Activity »
Word for word, restate the data that follows, omitting the images.

Information given »
====
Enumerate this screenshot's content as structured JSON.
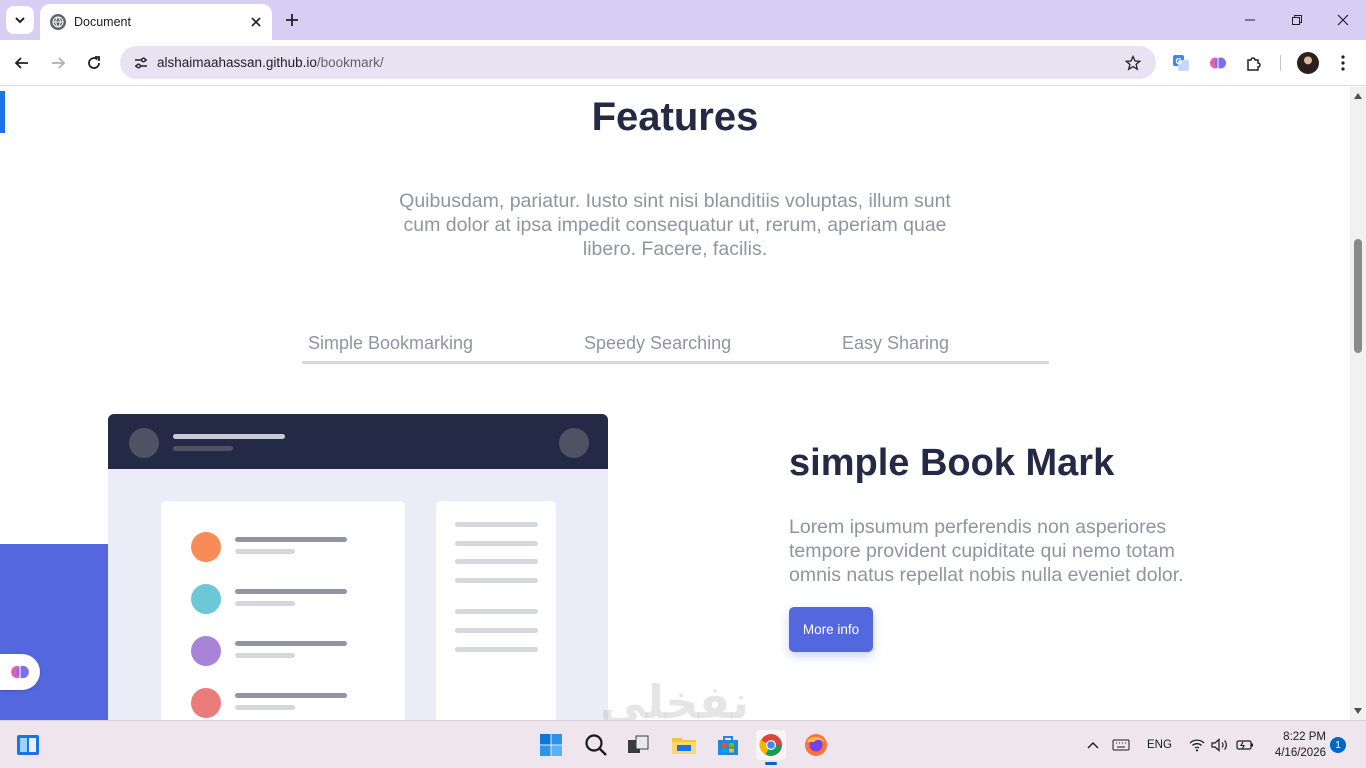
{
  "browser": {
    "tab_title": "Document",
    "url_host": "alshaimaahassan.github.io",
    "url_path": "/bookmark/"
  },
  "page": {
    "heading": "Features",
    "intro": "Quibusdam, pariatur. Iusto sint nisi blanditiis voluptas, illum sunt cum dolor at ipsa impedit consequatur ut, rerum, aperiam quae libero. Facere, facilis.",
    "tabs": [
      {
        "label": "Simple Bookmarking"
      },
      {
        "label": "Speedy Searching"
      },
      {
        "label": "Easy Sharing"
      }
    ],
    "feature": {
      "title": "simple Book Mark",
      "text": "Lorem ipsumum perferendis non asperiores tempore provident cupiditate qui nemo totam omnis natus repellat nobis nulla eveniet dolor.",
      "button": "More info"
    },
    "watermark": "نفخلي"
  },
  "colors": {
    "primary": "#5368df",
    "dark_blue": "#242a45",
    "grey_text": "#9194a2",
    "dot_orange": "#f98b59",
    "dot_cyan": "#6bc9d7",
    "dot_purple": "#a983d7",
    "dot_red": "#ec7b7b"
  },
  "taskbar": {
    "language": "ENG",
    "time": "8:22 PM",
    "date": "4/16/2026",
    "notifications": "1"
  }
}
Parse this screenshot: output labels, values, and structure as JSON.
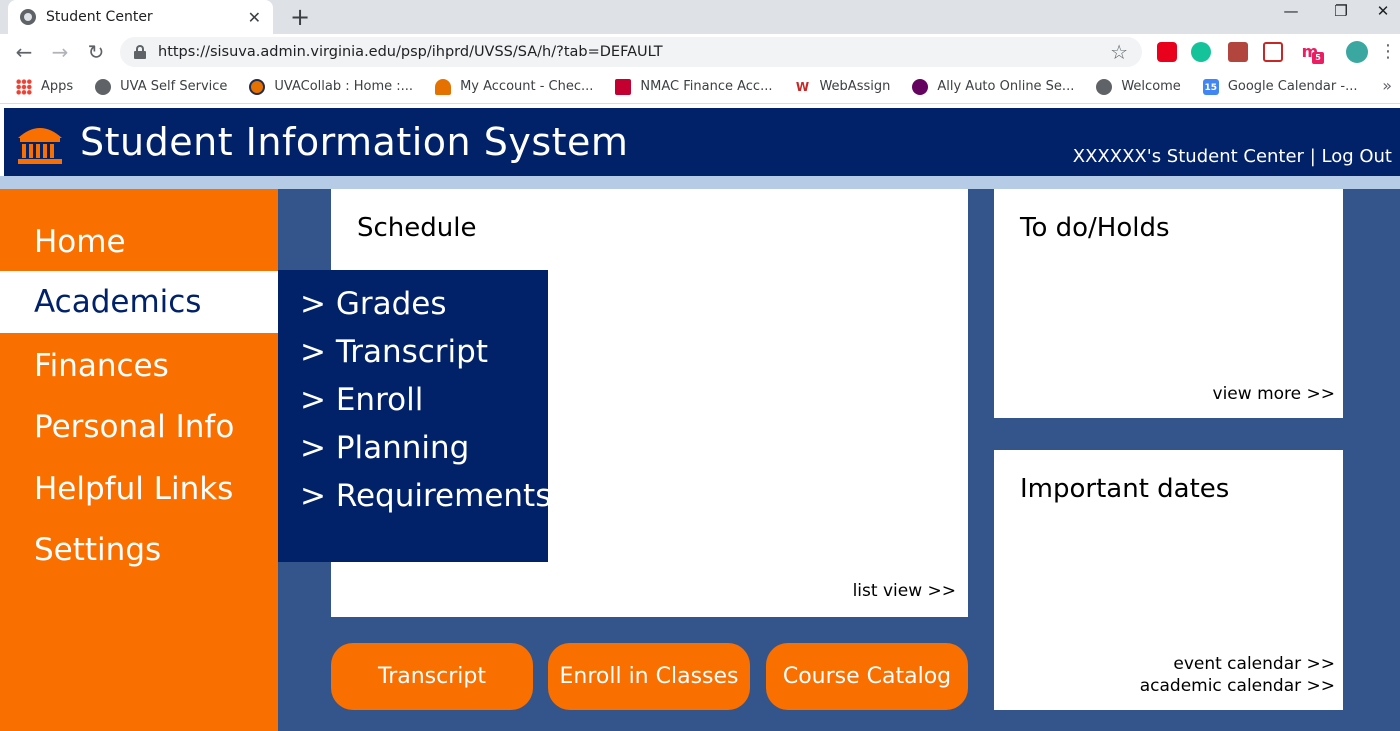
{
  "browser": {
    "tab_title": "Student Center",
    "tab_close": "✕",
    "new_tab": "+",
    "url": "https://sisuva.admin.virginia.edu/psp/ihprd/UVSS/SA/h/?tab=DEFAULT",
    "window_minimize": "—",
    "window_restore": "❐",
    "window_close": "✕",
    "back": "←",
    "forward": "→",
    "reload": "↻",
    "star": "☆",
    "bookmarks": [
      {
        "label": "Apps",
        "icon": "apps-grid-icon",
        "color": "#ea4335"
      },
      {
        "label": "UVA Self Service",
        "icon": "globe-icon",
        "color": "#5f6368"
      },
      {
        "label": "UVACollab : Home :...",
        "icon": "uvacollab-icon",
        "color": "#e57200"
      },
      {
        "label": "My Account - Chec...",
        "icon": "bank-icon",
        "color": "#e57200"
      },
      {
        "label": "NMAC Finance Acc...",
        "icon": "nissan-icon",
        "color": "#c3002f"
      },
      {
        "label": "WebAssign",
        "icon": "webassign-icon",
        "color": "#c62828"
      },
      {
        "label": "Ally Auto Online Se...",
        "icon": "ally-icon",
        "color": "#650360"
      },
      {
        "label": "Welcome",
        "icon": "globe-icon",
        "color": "#5f6368"
      },
      {
        "label": "Google Calendar -...",
        "icon": "calendar-icon",
        "color": "#4285f4"
      }
    ],
    "bookmarks_more": "»",
    "calendar_badge": "15",
    "ext_badge": "5"
  },
  "header": {
    "title": "Student Information System",
    "user_center": "XXXXXX's Student Center",
    "separator": " | ",
    "logout": "Log Out"
  },
  "sidebar": {
    "items": [
      {
        "label": "Home",
        "active": false
      },
      {
        "label": "Academics",
        "active": true
      },
      {
        "label": "Finances",
        "active": false
      },
      {
        "label": "Personal Info",
        "active": false
      },
      {
        "label": "Helpful Links",
        "active": false
      },
      {
        "label": "Settings",
        "active": false
      }
    ]
  },
  "flyout": {
    "items": [
      "> Grades",
      "> Transcript",
      "> Enroll",
      "> Planning",
      "> Requirements"
    ]
  },
  "schedule": {
    "title": "Schedule",
    "link": "list view >>"
  },
  "todo": {
    "title": "To do/Holds",
    "link": "view more >>"
  },
  "dates": {
    "title": "Important dates",
    "link_event": "event calendar >>",
    "link_academic": "academic calendar >>"
  },
  "buttons": {
    "transcript": "Transcript",
    "enroll": "Enroll in Classes",
    "catalog": "Course Catalog"
  },
  "colors": {
    "navy": "#012169",
    "orange": "#f96f00",
    "panel_blue": "#33558b",
    "accent_light_blue": "#b6cbe6"
  }
}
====
Output »
Enumerate this screenshot's content as structured JSON.
{
  "browser": {
    "tab_title": "Document",
    "url_host": "alshaimaahassan.github.io",
    "url_path": "/bookmark/"
  },
  "page": {
    "heading": "Features",
    "intro": "Quibusdam, pariatur. Iusto sint nisi blanditiis voluptas, illum sunt cum dolor at ipsa impedit consequatur ut, rerum, aperiam quae libero. Facere, facilis.",
    "tabs": [
      {
        "label": "Simple Bookmarking"
      },
      {
        "label": "Speedy Searching"
      },
      {
        "label": "Easy Sharing"
      }
    ],
    "feature": {
      "title": "simple Book Mark",
      "text": "Lorem ipsumum perferendis non asperiores tempore provident cupiditate qui nemo totam omnis natus repellat nobis nulla eveniet dolor.",
      "button": "More info"
    },
    "watermark": "نفخلي"
  },
  "colors": {
    "primary": "#5368df",
    "dark_blue": "#242a45",
    "grey_text": "#9194a2",
    "dot_orange": "#f98b59",
    "dot_cyan": "#6bc9d7",
    "dot_purple": "#a983d7",
    "dot_red": "#ec7b7b"
  },
  "taskbar": {
    "language": "ENG",
    "time": "8:22 PM",
    "date": "4/16/2026",
    "notifications": "1"
  }
}
Parse this screenshot: output labels, values, and structure as JSON.
{
  "browser": {
    "tab_title": "Student Center",
    "tab_close": "✕",
    "new_tab": "+",
    "url": "https://sisuva.admin.virginia.edu/psp/ihprd/UVSS/SA/h/?tab=DEFAULT",
    "window_minimize": "—",
    "window_restore": "❐",
    "window_close": "✕",
    "back": "←",
    "forward": "→",
    "reload": "↻",
    "star": "☆",
    "bookmarks": [
      {
        "label": "Apps",
        "icon": "apps-grid-icon",
        "color": "#ea4335"
      },
      {
        "label": "UVA Self Service",
        "icon": "globe-icon",
        "color": "#5f6368"
      },
      {
        "label": "UVACollab : Home :...",
        "icon": "uvacollab-icon",
        "color": "#e57200"
      },
      {
        "label": "My Account - Chec...",
        "icon": "bank-icon",
        "color": "#e57200"
      },
      {
        "label": "NMAC Finance Acc...",
        "icon": "nissan-icon",
        "color": "#c3002f"
      },
      {
        "label": "WebAssign",
        "icon": "webassign-icon",
        "color": "#c62828"
      },
      {
        "label": "Ally Auto Online Se...",
        "icon": "ally-icon",
        "color": "#650360"
      },
      {
        "label": "Welcome",
        "icon": "globe-icon",
        "color": "#5f6368"
      },
      {
        "label": "Google Calendar -...",
        "icon": "calendar-icon",
        "color": "#4285f4"
      }
    ],
    "bookmarks_more": "»",
    "calendar_badge": "15",
    "ext_badge": "5"
  },
  "header": {
    "title": "Student Information System",
    "user_center": "XXXXXX's Student Center",
    "separator": " | ",
    "logout": "Log Out"
  },
  "sidebar": {
    "items": [
      {
        "label": "Home",
        "active": false
      },
      {
        "label": "Academics",
        "active": true
      },
      {
        "label": "Finances",
        "active": false
      },
      {
        "label": "Personal Info",
        "active": false
      },
      {
        "label": "Helpful Links",
        "active": false
      },
      {
        "label": "Settings",
        "active": false
      }
    ]
  },
  "flyout": {
    "items": [
      "> Grades",
      "> Transcript",
      "> Enroll",
      "> Planning",
      "> Requirements"
    ]
  },
  "schedule": {
    "title": "Schedule",
    "link": "list view >>"
  },
  "todo": {
    "title": "To do/Holds",
    "link": "view more >>"
  },
  "dates": {
    "title": "Important dates",
    "link_event": "event calendar >>",
    "link_academic": "academic calendar >>"
  },
  "buttons": {
    "transcript": "Transcript",
    "enroll": "Enroll in Classes",
    "catalog": "Course Catalog"
  },
  "colors": {
    "navy": "#012169",
    "orange": "#f96f00",
    "panel_blue": "#33558b",
    "accent_light_blue": "#b6cbe6"
  }
}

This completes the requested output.